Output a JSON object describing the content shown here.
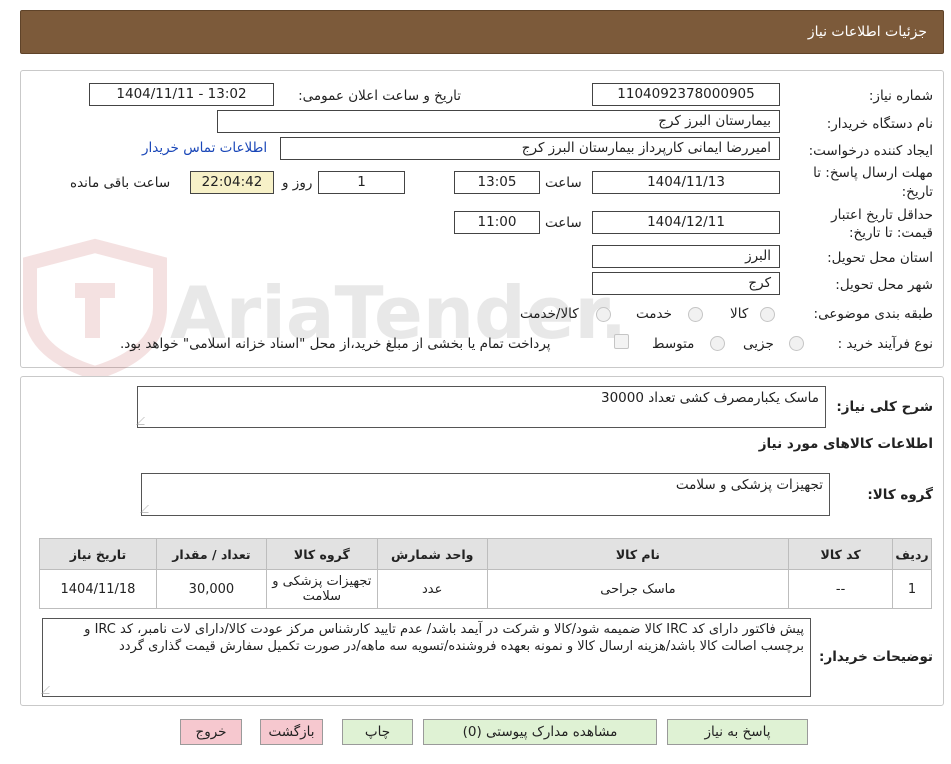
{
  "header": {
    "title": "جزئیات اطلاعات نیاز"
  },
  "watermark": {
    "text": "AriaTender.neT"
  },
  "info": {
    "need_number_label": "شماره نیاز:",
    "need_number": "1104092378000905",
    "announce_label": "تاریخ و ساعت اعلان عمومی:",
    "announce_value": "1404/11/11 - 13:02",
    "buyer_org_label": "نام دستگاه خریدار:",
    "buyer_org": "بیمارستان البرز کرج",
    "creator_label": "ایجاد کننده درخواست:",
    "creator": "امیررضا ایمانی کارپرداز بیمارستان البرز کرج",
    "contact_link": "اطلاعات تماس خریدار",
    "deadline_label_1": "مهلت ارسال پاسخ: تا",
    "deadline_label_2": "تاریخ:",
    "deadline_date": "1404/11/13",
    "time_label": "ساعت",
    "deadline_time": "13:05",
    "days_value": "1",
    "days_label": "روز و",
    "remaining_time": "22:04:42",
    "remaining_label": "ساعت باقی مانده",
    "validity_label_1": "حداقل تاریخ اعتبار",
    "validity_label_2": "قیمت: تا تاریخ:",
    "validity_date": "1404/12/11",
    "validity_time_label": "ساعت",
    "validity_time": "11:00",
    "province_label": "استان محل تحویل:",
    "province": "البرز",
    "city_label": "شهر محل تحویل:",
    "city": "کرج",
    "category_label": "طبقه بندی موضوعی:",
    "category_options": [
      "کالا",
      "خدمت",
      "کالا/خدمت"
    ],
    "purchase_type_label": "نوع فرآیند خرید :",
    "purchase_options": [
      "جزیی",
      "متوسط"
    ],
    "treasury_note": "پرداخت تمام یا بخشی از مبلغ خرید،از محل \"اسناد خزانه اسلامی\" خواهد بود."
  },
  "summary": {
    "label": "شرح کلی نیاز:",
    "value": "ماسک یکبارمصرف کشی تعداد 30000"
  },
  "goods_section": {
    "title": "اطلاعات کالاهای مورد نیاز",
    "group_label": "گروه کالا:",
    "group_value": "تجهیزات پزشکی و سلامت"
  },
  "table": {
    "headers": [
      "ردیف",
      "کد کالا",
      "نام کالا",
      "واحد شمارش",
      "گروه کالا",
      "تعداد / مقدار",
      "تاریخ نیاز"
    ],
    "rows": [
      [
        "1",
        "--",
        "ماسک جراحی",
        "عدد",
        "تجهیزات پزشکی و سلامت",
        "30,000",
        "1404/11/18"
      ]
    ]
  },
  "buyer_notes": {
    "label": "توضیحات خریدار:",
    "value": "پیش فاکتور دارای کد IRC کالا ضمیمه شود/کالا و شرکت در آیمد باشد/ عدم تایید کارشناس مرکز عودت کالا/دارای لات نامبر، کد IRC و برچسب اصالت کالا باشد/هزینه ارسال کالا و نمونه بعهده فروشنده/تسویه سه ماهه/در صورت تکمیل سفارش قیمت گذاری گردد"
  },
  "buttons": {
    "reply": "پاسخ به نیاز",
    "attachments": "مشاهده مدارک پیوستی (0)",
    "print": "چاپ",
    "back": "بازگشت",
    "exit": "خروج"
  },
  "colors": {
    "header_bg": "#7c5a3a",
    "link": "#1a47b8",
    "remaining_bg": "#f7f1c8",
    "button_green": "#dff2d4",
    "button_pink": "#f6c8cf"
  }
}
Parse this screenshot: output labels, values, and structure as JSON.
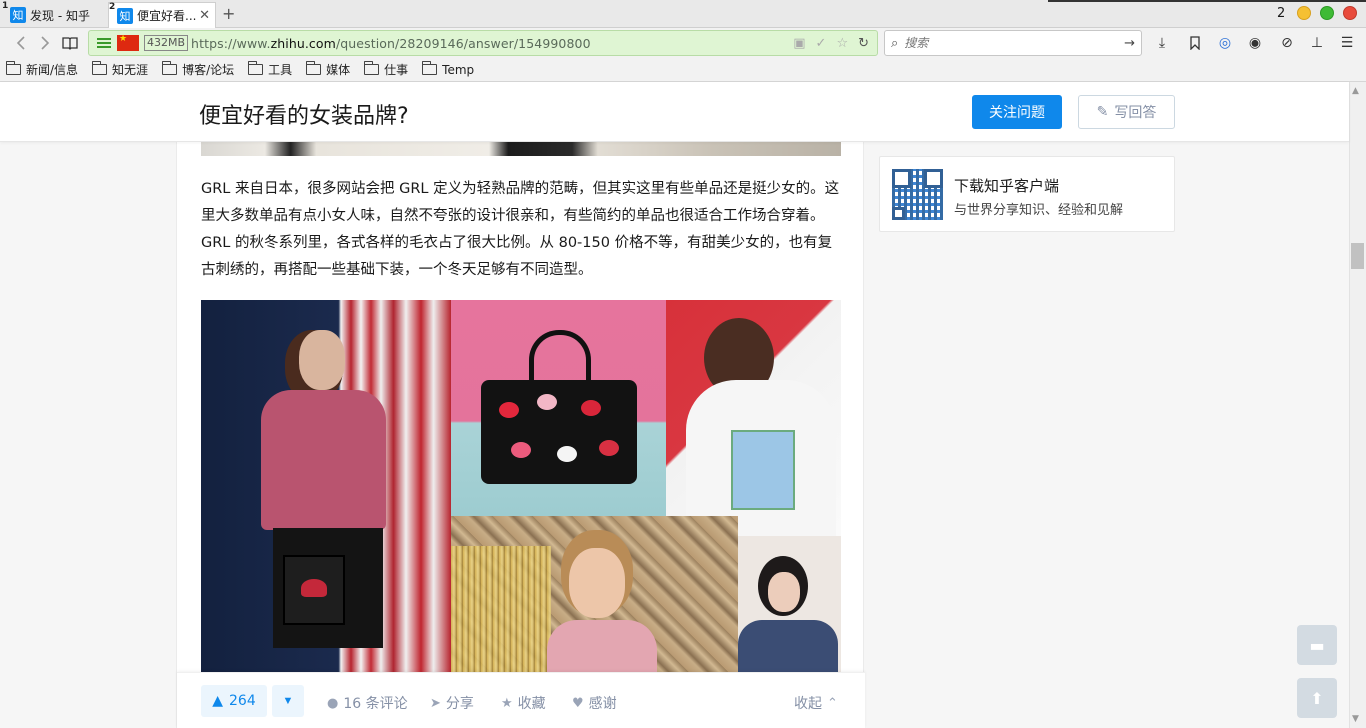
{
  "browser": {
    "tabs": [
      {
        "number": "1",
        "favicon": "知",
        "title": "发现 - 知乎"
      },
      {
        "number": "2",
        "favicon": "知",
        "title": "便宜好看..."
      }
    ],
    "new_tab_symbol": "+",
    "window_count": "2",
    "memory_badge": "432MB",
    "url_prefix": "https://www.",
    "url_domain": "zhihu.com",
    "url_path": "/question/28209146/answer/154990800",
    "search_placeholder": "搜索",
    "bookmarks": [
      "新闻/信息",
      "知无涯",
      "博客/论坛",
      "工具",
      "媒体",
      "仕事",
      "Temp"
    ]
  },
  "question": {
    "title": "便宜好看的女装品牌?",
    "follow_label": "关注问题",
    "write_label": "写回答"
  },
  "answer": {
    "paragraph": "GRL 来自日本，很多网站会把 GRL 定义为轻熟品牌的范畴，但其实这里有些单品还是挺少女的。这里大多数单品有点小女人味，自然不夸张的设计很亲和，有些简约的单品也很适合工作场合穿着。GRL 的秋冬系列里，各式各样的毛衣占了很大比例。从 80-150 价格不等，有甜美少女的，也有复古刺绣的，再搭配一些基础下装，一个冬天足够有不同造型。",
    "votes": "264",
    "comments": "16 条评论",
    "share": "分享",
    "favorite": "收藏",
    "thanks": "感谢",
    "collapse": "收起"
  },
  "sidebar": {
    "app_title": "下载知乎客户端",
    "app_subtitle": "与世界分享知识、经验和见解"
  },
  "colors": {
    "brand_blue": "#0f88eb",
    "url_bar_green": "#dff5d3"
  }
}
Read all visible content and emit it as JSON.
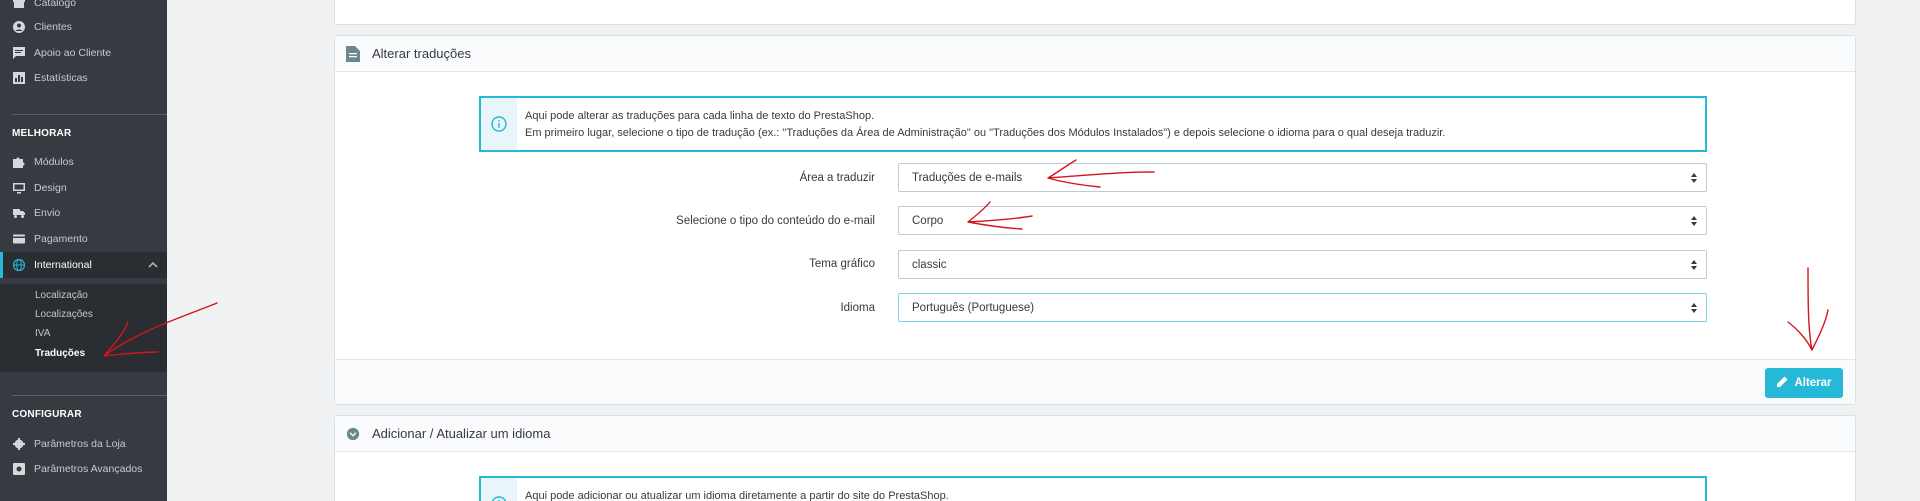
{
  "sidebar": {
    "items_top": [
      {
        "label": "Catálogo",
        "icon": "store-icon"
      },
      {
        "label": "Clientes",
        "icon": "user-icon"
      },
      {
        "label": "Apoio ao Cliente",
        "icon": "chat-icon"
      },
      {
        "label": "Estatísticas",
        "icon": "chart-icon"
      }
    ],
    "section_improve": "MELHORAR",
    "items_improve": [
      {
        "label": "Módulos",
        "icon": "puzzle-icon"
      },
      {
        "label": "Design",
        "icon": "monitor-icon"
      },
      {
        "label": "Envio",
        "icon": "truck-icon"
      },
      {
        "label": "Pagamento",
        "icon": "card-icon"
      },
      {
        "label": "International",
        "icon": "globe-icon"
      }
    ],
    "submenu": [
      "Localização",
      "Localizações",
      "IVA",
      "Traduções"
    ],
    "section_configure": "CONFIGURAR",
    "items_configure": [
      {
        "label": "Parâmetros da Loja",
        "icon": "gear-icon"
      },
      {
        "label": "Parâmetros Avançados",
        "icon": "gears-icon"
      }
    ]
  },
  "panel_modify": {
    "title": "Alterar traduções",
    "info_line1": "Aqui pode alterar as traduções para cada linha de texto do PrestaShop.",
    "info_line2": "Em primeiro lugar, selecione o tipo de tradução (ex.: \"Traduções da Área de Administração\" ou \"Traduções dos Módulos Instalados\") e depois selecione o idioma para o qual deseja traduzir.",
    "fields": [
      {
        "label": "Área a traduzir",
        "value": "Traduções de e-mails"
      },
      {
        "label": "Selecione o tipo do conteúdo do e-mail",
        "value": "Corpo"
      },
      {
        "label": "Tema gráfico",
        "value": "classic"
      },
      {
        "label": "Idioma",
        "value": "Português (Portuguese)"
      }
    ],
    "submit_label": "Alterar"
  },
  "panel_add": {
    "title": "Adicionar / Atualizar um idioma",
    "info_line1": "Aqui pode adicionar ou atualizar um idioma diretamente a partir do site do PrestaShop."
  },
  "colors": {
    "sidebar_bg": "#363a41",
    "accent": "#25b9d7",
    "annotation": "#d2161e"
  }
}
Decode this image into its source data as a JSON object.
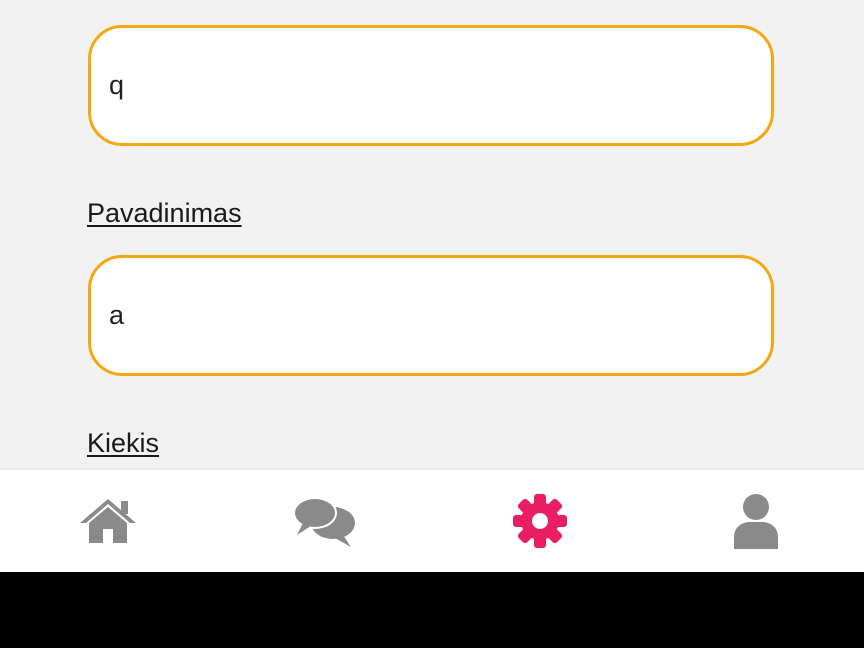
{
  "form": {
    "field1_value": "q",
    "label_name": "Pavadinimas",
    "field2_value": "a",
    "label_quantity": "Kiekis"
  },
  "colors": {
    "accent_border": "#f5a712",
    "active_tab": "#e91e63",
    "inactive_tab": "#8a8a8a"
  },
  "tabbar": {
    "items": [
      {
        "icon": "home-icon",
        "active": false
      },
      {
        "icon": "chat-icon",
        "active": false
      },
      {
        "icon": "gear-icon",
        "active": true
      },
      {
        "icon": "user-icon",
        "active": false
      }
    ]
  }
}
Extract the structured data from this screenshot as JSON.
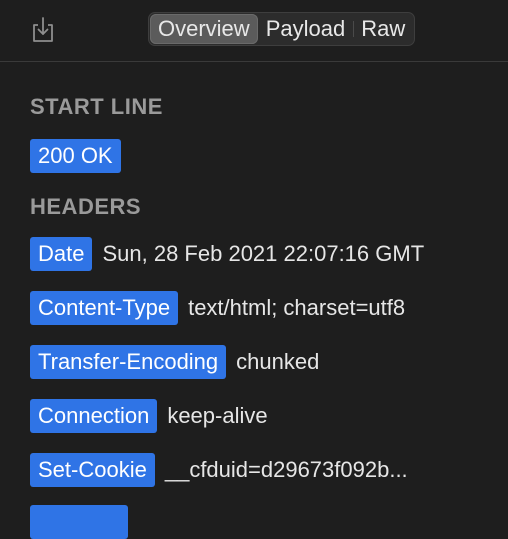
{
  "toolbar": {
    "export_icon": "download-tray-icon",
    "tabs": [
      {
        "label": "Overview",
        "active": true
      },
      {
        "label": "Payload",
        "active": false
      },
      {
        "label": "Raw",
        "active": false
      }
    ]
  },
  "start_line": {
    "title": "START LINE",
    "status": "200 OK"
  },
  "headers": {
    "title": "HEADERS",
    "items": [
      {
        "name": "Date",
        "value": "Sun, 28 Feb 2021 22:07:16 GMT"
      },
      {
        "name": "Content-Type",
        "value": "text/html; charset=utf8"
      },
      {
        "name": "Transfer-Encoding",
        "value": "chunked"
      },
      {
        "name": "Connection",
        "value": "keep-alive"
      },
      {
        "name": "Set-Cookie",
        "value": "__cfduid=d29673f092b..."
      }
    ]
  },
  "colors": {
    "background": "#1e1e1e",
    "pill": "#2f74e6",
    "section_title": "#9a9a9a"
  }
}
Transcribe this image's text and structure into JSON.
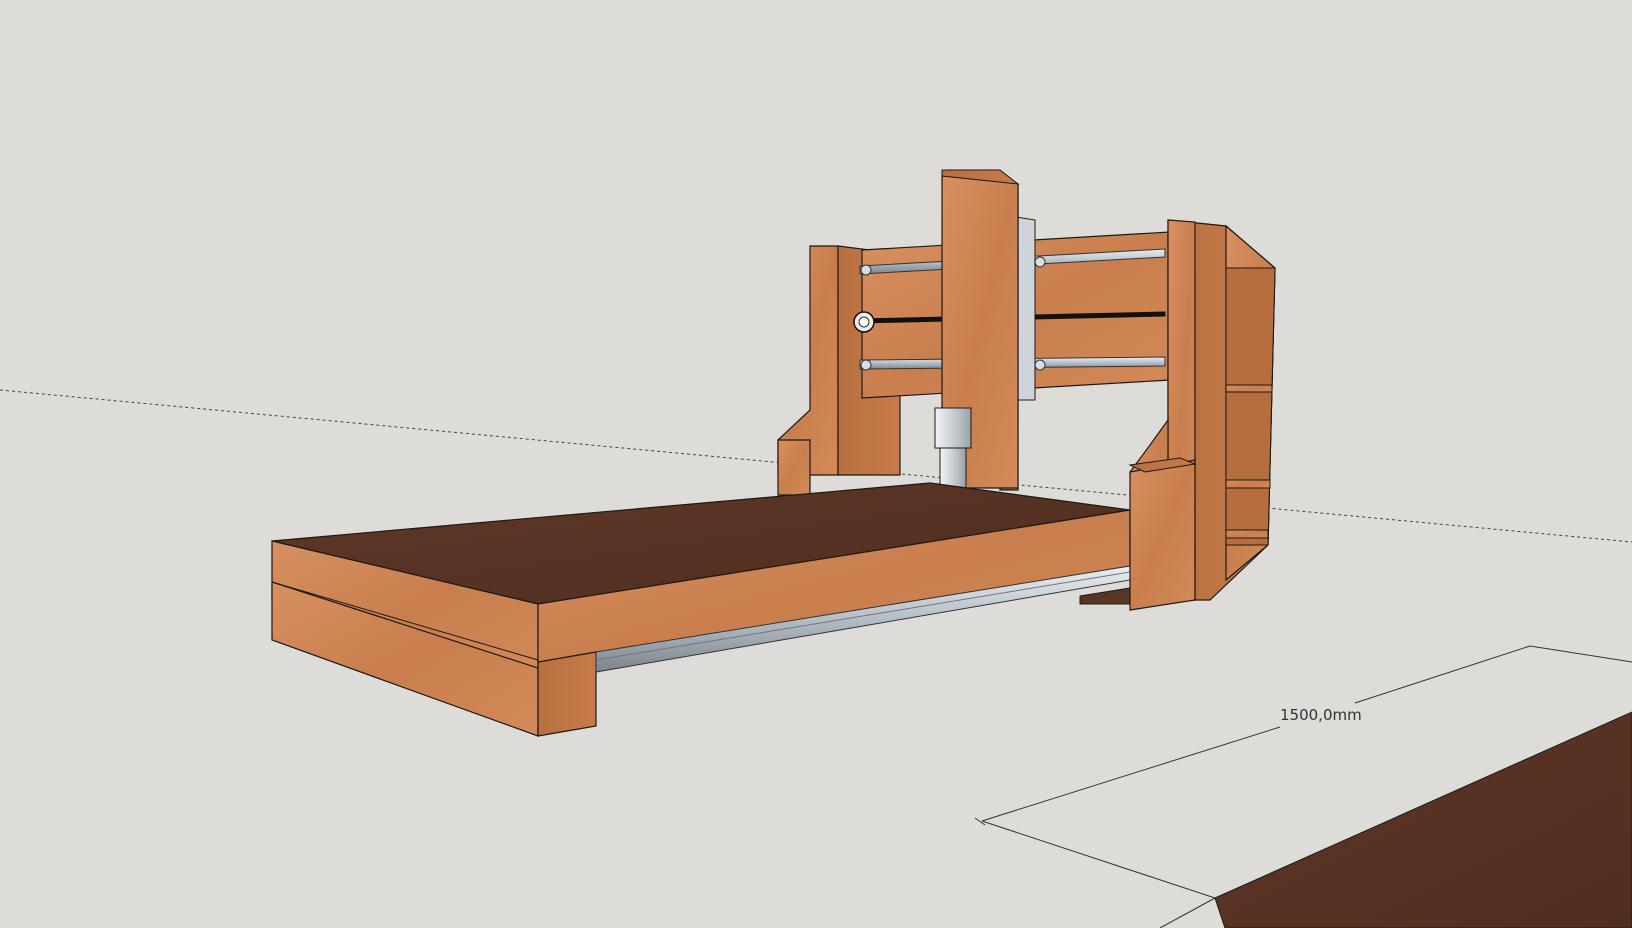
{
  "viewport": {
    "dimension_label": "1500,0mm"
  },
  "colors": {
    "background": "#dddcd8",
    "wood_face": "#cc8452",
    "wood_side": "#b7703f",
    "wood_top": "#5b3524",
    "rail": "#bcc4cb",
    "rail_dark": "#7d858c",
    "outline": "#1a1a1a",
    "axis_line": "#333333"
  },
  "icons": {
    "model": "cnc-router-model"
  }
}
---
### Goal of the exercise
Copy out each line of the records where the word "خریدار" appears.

### Solution below
    "buyer_org_label": "نام دستگاه خریدار:",
    "contact_link": "اطلاعات تماس خریدار",
    "label": "توضیحات خریدار:",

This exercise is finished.